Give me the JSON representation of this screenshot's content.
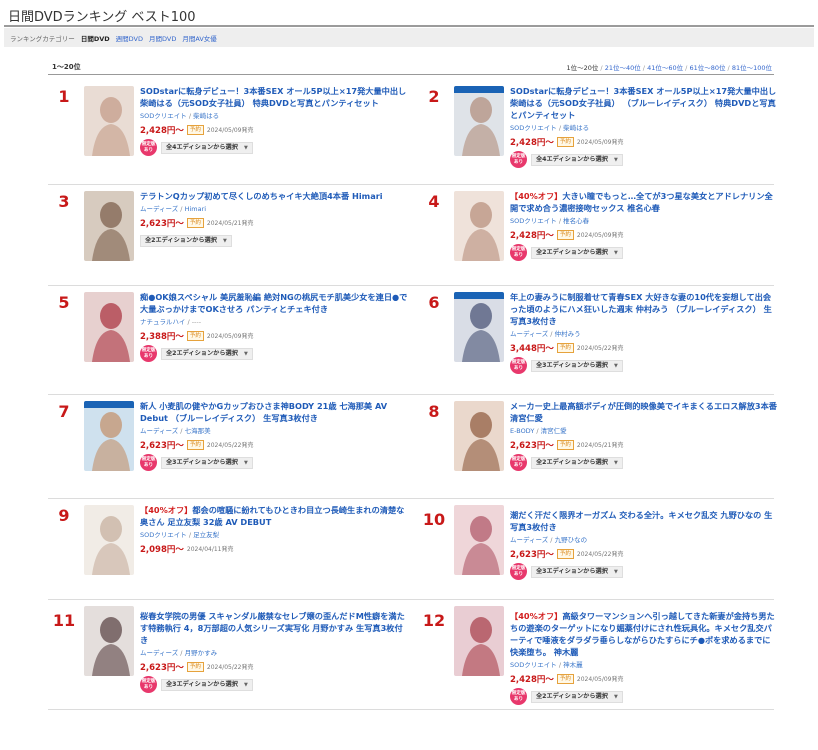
{
  "page": {
    "title": "日間DVDランキング ベスト100"
  },
  "categories": {
    "label": "ランキングカテゴリー",
    "items": [
      {
        "label": "日間DVD",
        "active": true
      },
      {
        "label": "週間DVD",
        "active": false
      },
      {
        "label": "月間DVD",
        "active": false
      },
      {
        "label": "月間AV女優",
        "active": false
      }
    ]
  },
  "range": {
    "current": "1〜20位",
    "nav": [
      "1位〜20位",
      "21位〜40位",
      "41位〜60位",
      "61位〜80位",
      "81位〜100位"
    ]
  },
  "labels": {
    "reserve": "予約",
    "limited": [
      "限定版",
      "あり"
    ],
    "price_suffix": "〜",
    "sep": " / "
  },
  "items": [
    {
      "rank": "1",
      "offer": "",
      "title": "SODstarに転身デビュー！3本番SEX オール5P以上×17発大量中出し 柴崎はる（元SOD女子社員） 特典DVDと写真とパンティセット",
      "maker": "SODクリエイト",
      "actress": "柴崎はる",
      "price": "2,428円",
      "reserve": true,
      "date": "2024/05/09発売",
      "limited": true,
      "editions": "全4エディションから選択",
      "bluray": false
    },
    {
      "rank": "2",
      "offer": "",
      "title": "SODstarに転身デビュー！3本番SEX オール5P以上×17発大量中出し 柴崎はる（元SOD女子社員） （ブルーレイディスク） 特典DVDと写真とパンティセット",
      "maker": "SODクリエイト",
      "actress": "柴崎はる",
      "price": "2,428円",
      "reserve": true,
      "date": "2024/05/09発売",
      "limited": true,
      "editions": "全4エディションから選択",
      "bluray": true
    },
    {
      "rank": "3",
      "offer": "",
      "title": "テラトンQカップ初めて尽くしのめちゃイキ大絶頂4本番 Himari",
      "maker": "ムーディーズ",
      "actress": "Himari",
      "price": "2,623円",
      "reserve": true,
      "date": "2024/05/21発売",
      "limited": false,
      "editions": "全2エディションから選択",
      "bluray": false
    },
    {
      "rank": "4",
      "offer": "【40%オフ】",
      "title": "大きい瞳でもっと…全てが3つ星な美女とアドレナリン全開で求め合う濃密接吻セックス 椎名心春",
      "maker": "SODクリエイト",
      "actress": "椎名心春",
      "price": "2,428円",
      "reserve": true,
      "date": "2024/05/09発売",
      "limited": true,
      "editions": "全2エディションから選択",
      "bluray": false
    },
    {
      "rank": "5",
      "offer": "",
      "title": "痴●OK娘スペシャル 美尻羞恥編 絶対NGの桃尻モチ肌美少女を連日●で大量ぶっかけまでOKさせろ パンティとチェキ付き",
      "maker": "ナチュラルハイ",
      "actress": "----",
      "price": "2,388円",
      "reserve": true,
      "date": "2024/05/09発売",
      "limited": true,
      "editions": "全2エディションから選択",
      "bluray": false
    },
    {
      "rank": "6",
      "offer": "",
      "title": "年上の妻みうに制服着せて青春SEX 大好きな妻の10代を妄想して出会った頃のようにハメ狂いした週末 仲村みう （ブルーレイディスク） 生写真3枚付き",
      "maker": "ムーディーズ",
      "actress": "仲村みう",
      "price": "3,448円",
      "reserve": true,
      "date": "2024/05/22発売",
      "limited": true,
      "editions": "全3エディションから選択",
      "bluray": true
    },
    {
      "rank": "7",
      "offer": "",
      "title": "新人 小麦肌の健やかGカップおひさま神BODY 21歳 七海那美 AV Debut （ブルーレイディスク） 生写真3枚付き",
      "maker": "ムーディーズ",
      "actress": "七海那美",
      "price": "2,623円",
      "reserve": true,
      "date": "2024/05/22発売",
      "limited": true,
      "editions": "全3エディションから選択",
      "bluray": true
    },
    {
      "rank": "8",
      "offer": "",
      "title": "メーカー史上最高額ボディが圧倒的映像美でイキまくるエロス解放3本番 清宮仁愛",
      "maker": "E-BODY",
      "actress": "清宮仁愛",
      "price": "2,623円",
      "reserve": true,
      "date": "2024/05/21発売",
      "limited": true,
      "editions": "全2エディションから選択",
      "bluray": false
    },
    {
      "rank": "9",
      "offer": "【40%オフ】",
      "title": "都会の喧騒に紛れてもひときわ目立つ長崎生まれの清楚な奥さん 足立友梨 32歳 AV DEBUT",
      "maker": "SODクリエイト",
      "actress": "足立友梨",
      "price": "2,098円",
      "reserve": false,
      "date": "2024/04/11発売",
      "limited": false,
      "editions": "",
      "bluray": false
    },
    {
      "rank": "10",
      "offer": "",
      "title": "潮だく汗だく限界オーガズム 交わる全汁。キメセク乱交 九野ひなの 生写真3枚付き",
      "maker": "ムーディーズ",
      "actress": "九野ひなの",
      "price": "2,623円",
      "reserve": true,
      "date": "2024/05/22発売",
      "limited": true,
      "editions": "全3エディションから選択",
      "bluray": false
    },
    {
      "rank": "11",
      "offer": "",
      "title": "桜春女学院の男優 スキャンダル厳禁なセレブ嬢の歪んだドM性癖を満たす特務執行 4，8万部超の人気シリーズ実写化 月野かすみ 生写真3枚付き",
      "maker": "ムーディーズ",
      "actress": "月野かすみ",
      "price": "2,623円",
      "reserve": true,
      "date": "2024/05/22発売",
      "limited": true,
      "editions": "全3エディションから選択",
      "bluray": false
    },
    {
      "rank": "12",
      "offer": "【40%オフ】",
      "title": "高級タワーマンションへ引っ越してきた新妻が金持ち男たちの遊楽のターゲットになり媚薬付けにされ性玩具化。キメセク乱交パーティで唾液をダラダラ垂らしながらひたすらにチ●ポを求めるまでに快楽堕ち。 神木麗",
      "maker": "SODクリエイト",
      "actress": "神木麗",
      "price": "2,428円",
      "reserve": true,
      "date": "2024/05/09発売",
      "limited": true,
      "editions": "全2エディションから選択",
      "bluray": false
    }
  ]
}
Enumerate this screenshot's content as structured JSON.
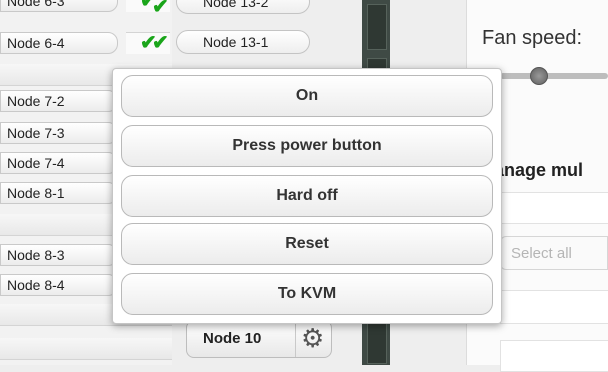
{
  "nodes_left": [
    "Node 6-3",
    "Node 6-4",
    "Node 7-2",
    "Node 7-3",
    "Node 7-4",
    "Node 8-1",
    "Node 8-3",
    "Node 8-4"
  ],
  "nodes_mid": [
    "Node 13-2",
    "Node 13-1"
  ],
  "check_glyph": "✔",
  "node10": {
    "label": "Node 10",
    "gear_glyph": "⚙"
  },
  "right": {
    "fan_label": "Fan speed:",
    "manage_label": "anage mul",
    "select_all": "Select all"
  },
  "menu": {
    "items": [
      "On",
      "Press power button",
      "Hard off",
      "Reset",
      "To KVM"
    ]
  },
  "colors": {
    "check": "#1aa51a",
    "strip": "#3f4a45"
  }
}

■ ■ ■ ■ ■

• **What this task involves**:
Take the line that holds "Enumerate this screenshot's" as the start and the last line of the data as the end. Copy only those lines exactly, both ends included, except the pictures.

• **Exercise solution**:
Enumerate this screenshot's content as structured JSON.
{
  "nodes_left": [
    "Node 6-3",
    "Node 6-4",
    "Node 7-2",
    "Node 7-3",
    "Node 7-4",
    "Node 8-1",
    "Node 8-3",
    "Node 8-4"
  ],
  "nodes_mid": [
    "Node 13-2",
    "Node 13-1"
  ],
  "check_glyph": "✔",
  "node10": {
    "label": "Node 10",
    "gear_glyph": "⚙"
  },
  "right": {
    "fan_label": "Fan speed:",
    "manage_label": "anage mul",
    "select_all": "Select all"
  },
  "menu": {
    "items": [
      "On",
      "Press power button",
      "Hard off",
      "Reset",
      "To KVM"
    ]
  },
  "colors": {
    "check": "#1aa51a",
    "strip": "#3f4a45"
  }
}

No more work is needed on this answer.